Over the past six months, I've done a long series of posts on the case for, and against, and then again for the north-south high-speed rail project that Jerry Brown has made a test of his legacy as governor, and that is the most ambitious infrastructure project underway anywhere in the country.
The purpose of this post is to be a one-stop index and compendium of these posts, with a few updates. First, the updates:
1) "Why Today's High-Speed Rail Launch is Miraculous," by David Dayen in Salon. Dayen is a writer based in Los Angeles whose view on many topics is different from mine. But on this one we are in sync. He makes the case for this project as an extension of previous, big, long-term, mocked-at-the-outset efforts that have reshaped our lives for the good. Eg:
Gov. Brown, who really willed high-speed rail forward in 2014, obviously sees it as a legacy project, similar to the University of California system, intra-state highway network and water infrastructure built by his father, Pat Brown, the governor from 1959 to 1967. Those investments drove the state’s prosperity for decades, and the rail line could be a more sustainable component of that growth in the future.
But building out high-speed rail has implications for more than California. Americans have effectively given up on a visionary politics, as the 2014 midterms exemplified.... But those who would drown government and create an own-your-own society cannot explain away the Hoover Dam, or the New York City subway, or the roads linking Maine, Florida, Arizona and Idaho.
2) "A Sharp Contrast in Visions for America's Transportation Future," an editorial on the day of the ground-breaking in the Sacramento Bee. Sample:
In 2008, many Republicans supported the high-speed rail bond measure.
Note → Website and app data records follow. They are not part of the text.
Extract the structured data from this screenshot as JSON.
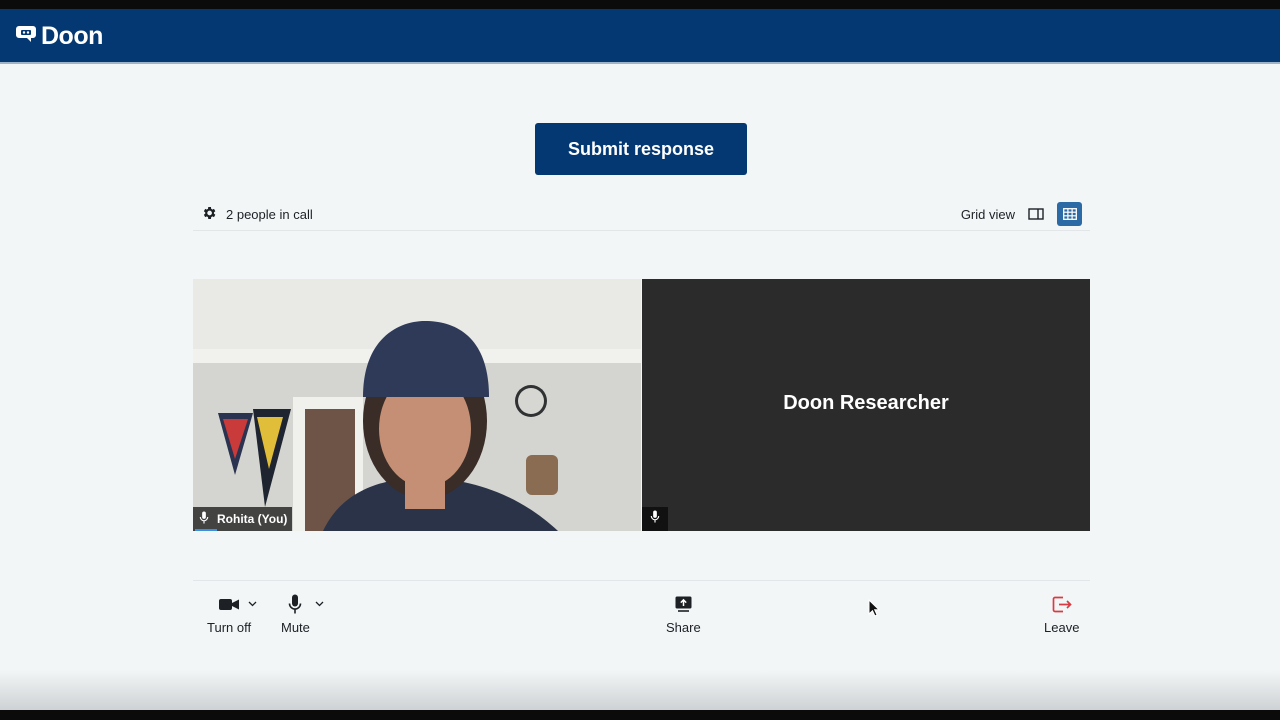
{
  "app": {
    "name": "Doon"
  },
  "submit": {
    "label": "Submit response"
  },
  "call": {
    "people_label": "2 people in call",
    "view_label": "Grid view",
    "view_mode": "grid"
  },
  "participants": [
    {
      "name": "Rohita (You)",
      "camera": "on"
    },
    {
      "name": "Doon Researcher",
      "camera": "off"
    }
  ],
  "controls": {
    "camera_label": "Turn off",
    "mic_label": "Mute",
    "share_label": "Share",
    "leave_label": "Leave"
  },
  "colors": {
    "brand": "#043872",
    "accent": "#2c6aa5",
    "leave": "#d93b45",
    "tile_dark": "#2b2b2b",
    "background": "#f3f6f7"
  },
  "icons": [
    "chat-bubble-logo-icon",
    "gear-icon",
    "sidebar-view-icon",
    "grid-view-icon",
    "microphone-icon",
    "video-camera-icon",
    "chevron-down-icon",
    "share-screen-icon",
    "leave-icon",
    "mouse-pointer-icon"
  ]
}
Now that Obama and Brown support it, many Republican politicians have flipped....
The view of the Central Valley Republicans is disconnected from the region they represent. The U.S. census recently ranked Fresno as the second most impoverished metropolitan area in the nation... The Central Valley perennially has some of the nation’s dirtiest air and highest rates of asthma. Clearly, more gas-powered automobiles and additional freeway lanes, themselves costly, are not the answer.
Fresno Mayor Ashley Swearengin, a Republican, is an exception, contending that the rail will give her city a much needed jolt by making Fresno “the essential connecting point for Northern and Southern California.”...
As evidence mounts about the impact of climate change, this nation must find alternatives to oil. One such alternative began to take shape in Fresno on Tuesday. Yes, it was rife with symbolism. The rail won’t be carrying passengers for years. But it was a start, and a wise step into the future.
3) Update: "Five times as many passengers using China's HSR network than in 2008." Rocky grammar, interesting data point.